App and web page records
= Beginning of Section =
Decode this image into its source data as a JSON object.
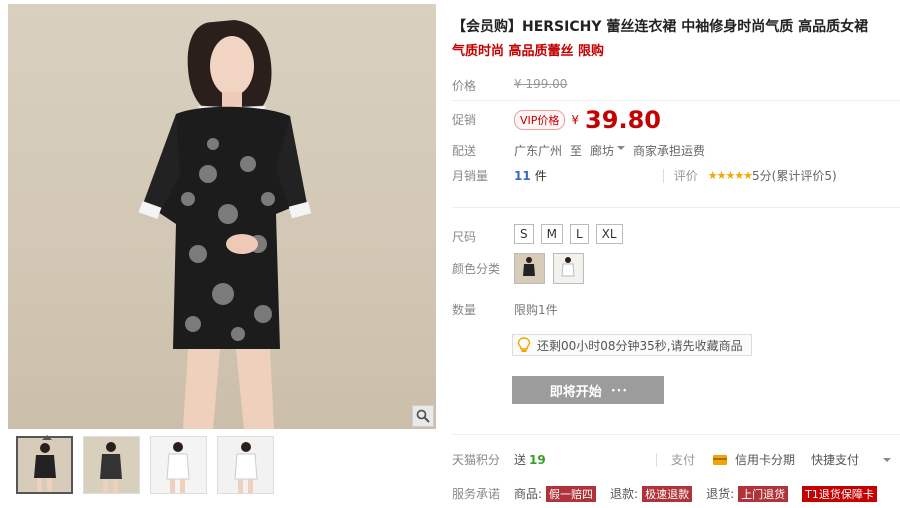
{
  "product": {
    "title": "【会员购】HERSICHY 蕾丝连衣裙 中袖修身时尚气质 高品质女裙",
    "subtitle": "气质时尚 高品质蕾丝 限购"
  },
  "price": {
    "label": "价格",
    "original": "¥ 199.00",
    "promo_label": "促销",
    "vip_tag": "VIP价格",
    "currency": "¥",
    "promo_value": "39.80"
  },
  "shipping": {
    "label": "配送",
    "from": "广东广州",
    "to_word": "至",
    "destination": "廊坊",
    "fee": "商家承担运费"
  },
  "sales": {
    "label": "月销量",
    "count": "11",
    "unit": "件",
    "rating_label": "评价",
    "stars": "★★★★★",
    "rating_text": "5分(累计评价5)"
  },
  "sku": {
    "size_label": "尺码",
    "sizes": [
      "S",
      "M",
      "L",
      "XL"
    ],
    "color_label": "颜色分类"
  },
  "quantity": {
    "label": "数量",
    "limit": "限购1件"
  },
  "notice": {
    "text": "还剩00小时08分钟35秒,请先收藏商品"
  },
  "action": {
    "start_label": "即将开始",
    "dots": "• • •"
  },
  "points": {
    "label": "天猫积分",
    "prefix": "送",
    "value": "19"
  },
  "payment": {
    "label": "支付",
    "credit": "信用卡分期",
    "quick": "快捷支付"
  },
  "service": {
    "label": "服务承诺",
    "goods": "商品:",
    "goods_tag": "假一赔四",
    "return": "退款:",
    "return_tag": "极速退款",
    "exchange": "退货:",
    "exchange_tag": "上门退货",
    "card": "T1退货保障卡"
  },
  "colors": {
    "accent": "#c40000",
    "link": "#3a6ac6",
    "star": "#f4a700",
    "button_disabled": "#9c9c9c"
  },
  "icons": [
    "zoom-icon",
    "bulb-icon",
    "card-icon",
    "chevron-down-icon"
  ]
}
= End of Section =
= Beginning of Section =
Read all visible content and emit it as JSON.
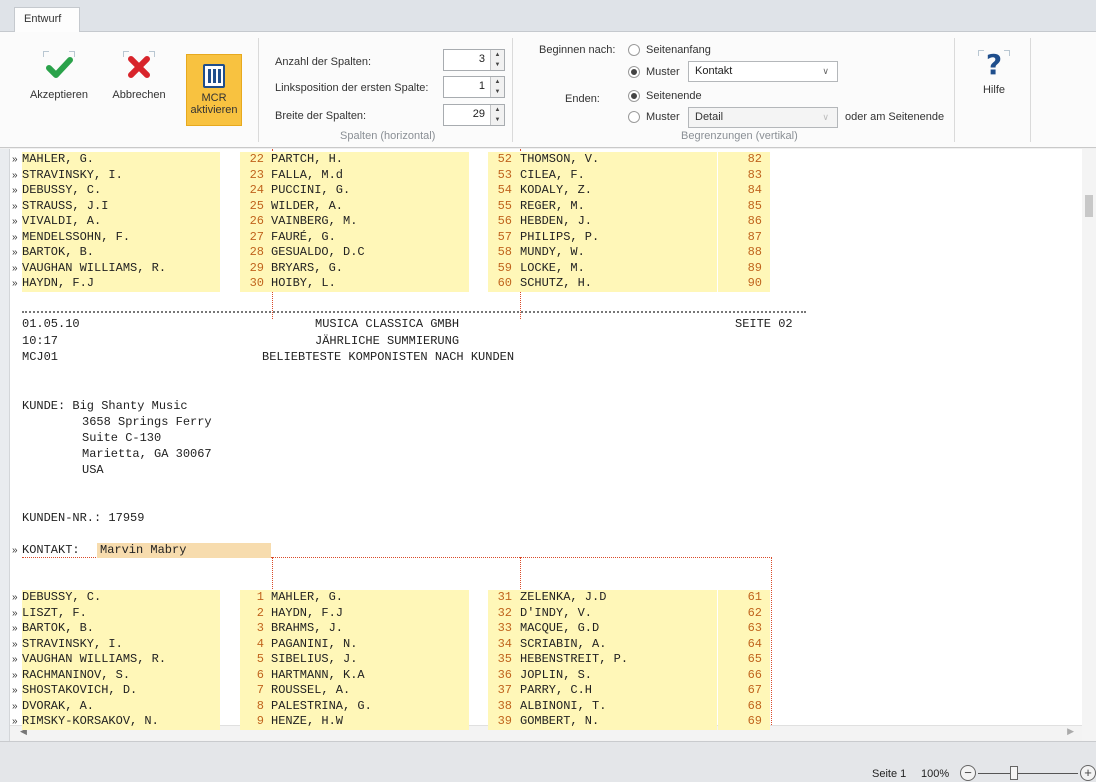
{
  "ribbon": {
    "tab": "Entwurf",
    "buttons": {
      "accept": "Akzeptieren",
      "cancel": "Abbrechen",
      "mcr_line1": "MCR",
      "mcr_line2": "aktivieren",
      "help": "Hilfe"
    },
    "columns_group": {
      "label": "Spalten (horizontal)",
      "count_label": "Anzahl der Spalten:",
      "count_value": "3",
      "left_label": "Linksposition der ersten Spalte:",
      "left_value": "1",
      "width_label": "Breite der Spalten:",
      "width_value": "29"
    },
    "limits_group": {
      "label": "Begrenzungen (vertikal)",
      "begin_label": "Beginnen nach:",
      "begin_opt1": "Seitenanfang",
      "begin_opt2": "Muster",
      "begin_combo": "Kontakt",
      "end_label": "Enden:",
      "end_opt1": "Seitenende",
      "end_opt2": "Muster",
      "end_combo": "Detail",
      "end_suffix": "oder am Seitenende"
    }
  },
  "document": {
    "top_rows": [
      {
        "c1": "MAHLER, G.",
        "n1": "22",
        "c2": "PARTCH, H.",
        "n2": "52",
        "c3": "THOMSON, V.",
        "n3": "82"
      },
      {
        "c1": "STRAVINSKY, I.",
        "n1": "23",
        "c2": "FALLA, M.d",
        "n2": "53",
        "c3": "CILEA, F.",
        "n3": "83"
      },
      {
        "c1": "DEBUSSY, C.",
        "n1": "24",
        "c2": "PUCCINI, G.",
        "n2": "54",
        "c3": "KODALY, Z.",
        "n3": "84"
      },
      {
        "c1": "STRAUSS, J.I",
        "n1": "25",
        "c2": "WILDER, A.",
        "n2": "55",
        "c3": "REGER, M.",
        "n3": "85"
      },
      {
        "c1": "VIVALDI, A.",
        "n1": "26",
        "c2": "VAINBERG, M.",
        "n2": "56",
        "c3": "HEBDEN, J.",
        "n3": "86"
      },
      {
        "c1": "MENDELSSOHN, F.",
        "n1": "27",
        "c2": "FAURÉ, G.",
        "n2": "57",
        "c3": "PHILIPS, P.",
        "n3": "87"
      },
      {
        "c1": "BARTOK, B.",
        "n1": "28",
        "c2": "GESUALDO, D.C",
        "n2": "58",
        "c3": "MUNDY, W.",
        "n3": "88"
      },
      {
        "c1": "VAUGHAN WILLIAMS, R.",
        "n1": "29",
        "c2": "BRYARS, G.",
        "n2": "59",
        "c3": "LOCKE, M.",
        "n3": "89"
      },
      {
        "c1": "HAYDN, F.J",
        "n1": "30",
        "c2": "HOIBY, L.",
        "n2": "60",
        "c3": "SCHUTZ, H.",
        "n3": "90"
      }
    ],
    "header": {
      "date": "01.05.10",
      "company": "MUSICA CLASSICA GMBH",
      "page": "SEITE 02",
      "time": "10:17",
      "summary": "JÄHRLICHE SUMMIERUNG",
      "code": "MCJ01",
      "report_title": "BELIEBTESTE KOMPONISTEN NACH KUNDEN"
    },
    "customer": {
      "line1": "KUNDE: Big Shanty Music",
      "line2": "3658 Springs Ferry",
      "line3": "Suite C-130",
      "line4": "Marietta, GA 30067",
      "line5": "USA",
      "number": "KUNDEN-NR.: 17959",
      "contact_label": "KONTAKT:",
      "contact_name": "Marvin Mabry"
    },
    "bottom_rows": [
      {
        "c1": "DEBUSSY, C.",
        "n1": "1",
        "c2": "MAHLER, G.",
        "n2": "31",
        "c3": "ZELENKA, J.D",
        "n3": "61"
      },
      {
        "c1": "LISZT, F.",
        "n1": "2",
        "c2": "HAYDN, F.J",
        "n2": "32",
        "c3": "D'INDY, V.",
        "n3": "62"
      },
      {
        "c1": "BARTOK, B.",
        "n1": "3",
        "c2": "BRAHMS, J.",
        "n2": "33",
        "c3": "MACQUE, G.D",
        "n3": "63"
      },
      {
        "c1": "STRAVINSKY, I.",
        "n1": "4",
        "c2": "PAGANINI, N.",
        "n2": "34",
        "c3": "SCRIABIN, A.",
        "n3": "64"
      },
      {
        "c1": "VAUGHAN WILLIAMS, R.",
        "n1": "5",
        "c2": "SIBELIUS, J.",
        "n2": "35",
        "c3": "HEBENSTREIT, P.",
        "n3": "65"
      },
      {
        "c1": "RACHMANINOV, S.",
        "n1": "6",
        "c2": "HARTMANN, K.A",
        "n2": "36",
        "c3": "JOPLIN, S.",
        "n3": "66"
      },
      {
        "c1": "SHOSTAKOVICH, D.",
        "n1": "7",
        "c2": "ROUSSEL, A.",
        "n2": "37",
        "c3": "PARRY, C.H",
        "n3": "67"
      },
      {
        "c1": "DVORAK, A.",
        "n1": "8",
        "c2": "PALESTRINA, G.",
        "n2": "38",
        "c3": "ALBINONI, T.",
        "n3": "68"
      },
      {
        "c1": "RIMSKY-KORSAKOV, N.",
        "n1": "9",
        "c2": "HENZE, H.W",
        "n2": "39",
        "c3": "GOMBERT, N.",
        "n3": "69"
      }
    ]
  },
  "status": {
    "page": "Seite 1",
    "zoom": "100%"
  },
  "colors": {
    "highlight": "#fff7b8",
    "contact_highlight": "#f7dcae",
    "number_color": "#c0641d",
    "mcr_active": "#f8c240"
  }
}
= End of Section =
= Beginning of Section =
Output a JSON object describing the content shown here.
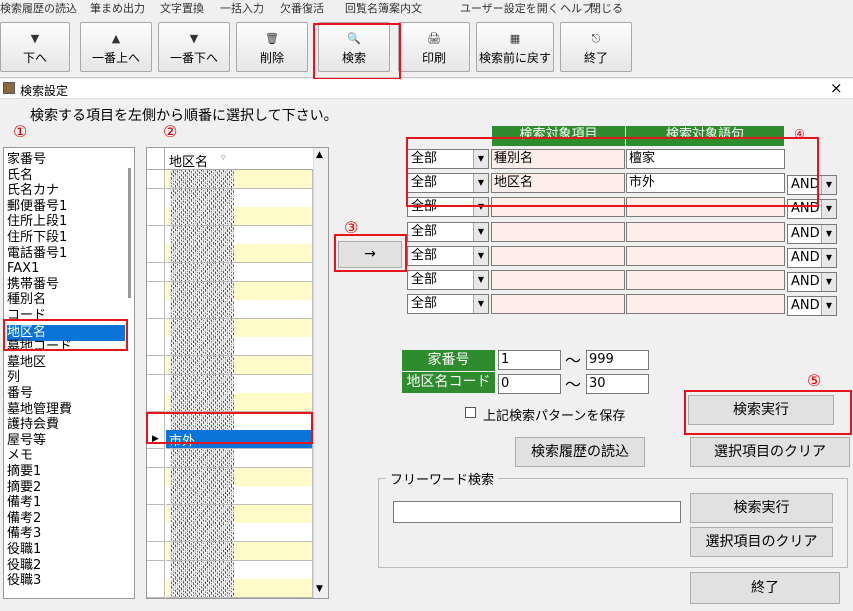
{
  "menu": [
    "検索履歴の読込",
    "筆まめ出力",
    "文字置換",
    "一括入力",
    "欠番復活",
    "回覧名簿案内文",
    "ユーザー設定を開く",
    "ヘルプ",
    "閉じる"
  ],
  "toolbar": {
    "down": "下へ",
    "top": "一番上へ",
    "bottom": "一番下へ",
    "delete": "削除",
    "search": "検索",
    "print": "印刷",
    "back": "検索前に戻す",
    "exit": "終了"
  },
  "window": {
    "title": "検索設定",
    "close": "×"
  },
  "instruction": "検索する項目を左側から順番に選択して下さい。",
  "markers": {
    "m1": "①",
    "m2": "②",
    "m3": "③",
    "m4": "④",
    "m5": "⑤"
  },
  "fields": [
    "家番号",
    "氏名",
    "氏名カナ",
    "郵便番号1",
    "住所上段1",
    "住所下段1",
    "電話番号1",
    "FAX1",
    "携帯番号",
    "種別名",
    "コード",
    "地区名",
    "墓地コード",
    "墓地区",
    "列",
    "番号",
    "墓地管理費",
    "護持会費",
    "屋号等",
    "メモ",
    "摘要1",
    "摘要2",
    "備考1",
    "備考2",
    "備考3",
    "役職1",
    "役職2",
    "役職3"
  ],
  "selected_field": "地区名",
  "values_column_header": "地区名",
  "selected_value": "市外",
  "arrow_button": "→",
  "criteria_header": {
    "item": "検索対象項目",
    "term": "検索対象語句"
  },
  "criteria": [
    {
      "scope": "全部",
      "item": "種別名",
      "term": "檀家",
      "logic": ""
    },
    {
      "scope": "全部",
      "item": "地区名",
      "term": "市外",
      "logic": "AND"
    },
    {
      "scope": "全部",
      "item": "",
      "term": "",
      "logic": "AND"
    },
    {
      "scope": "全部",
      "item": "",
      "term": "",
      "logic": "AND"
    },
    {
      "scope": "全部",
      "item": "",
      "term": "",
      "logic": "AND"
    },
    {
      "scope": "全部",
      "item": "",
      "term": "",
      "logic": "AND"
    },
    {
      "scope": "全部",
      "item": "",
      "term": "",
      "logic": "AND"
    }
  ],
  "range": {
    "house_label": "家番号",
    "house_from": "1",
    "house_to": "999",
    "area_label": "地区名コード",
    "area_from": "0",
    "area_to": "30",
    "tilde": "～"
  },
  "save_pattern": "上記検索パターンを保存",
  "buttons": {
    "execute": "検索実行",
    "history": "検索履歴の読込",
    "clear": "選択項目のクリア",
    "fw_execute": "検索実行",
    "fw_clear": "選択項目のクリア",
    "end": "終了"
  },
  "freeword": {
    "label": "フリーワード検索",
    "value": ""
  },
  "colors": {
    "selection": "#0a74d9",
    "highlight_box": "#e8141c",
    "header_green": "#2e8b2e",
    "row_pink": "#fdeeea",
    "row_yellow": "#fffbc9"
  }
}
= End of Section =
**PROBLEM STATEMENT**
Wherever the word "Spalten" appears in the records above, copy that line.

**OUTPUT FOR THIS EXERCISE**
      "label": "Spalten (horizontal)",
      "count_label": "Anzahl der Spalten:",
      "width_label": "Breite der Spalten:",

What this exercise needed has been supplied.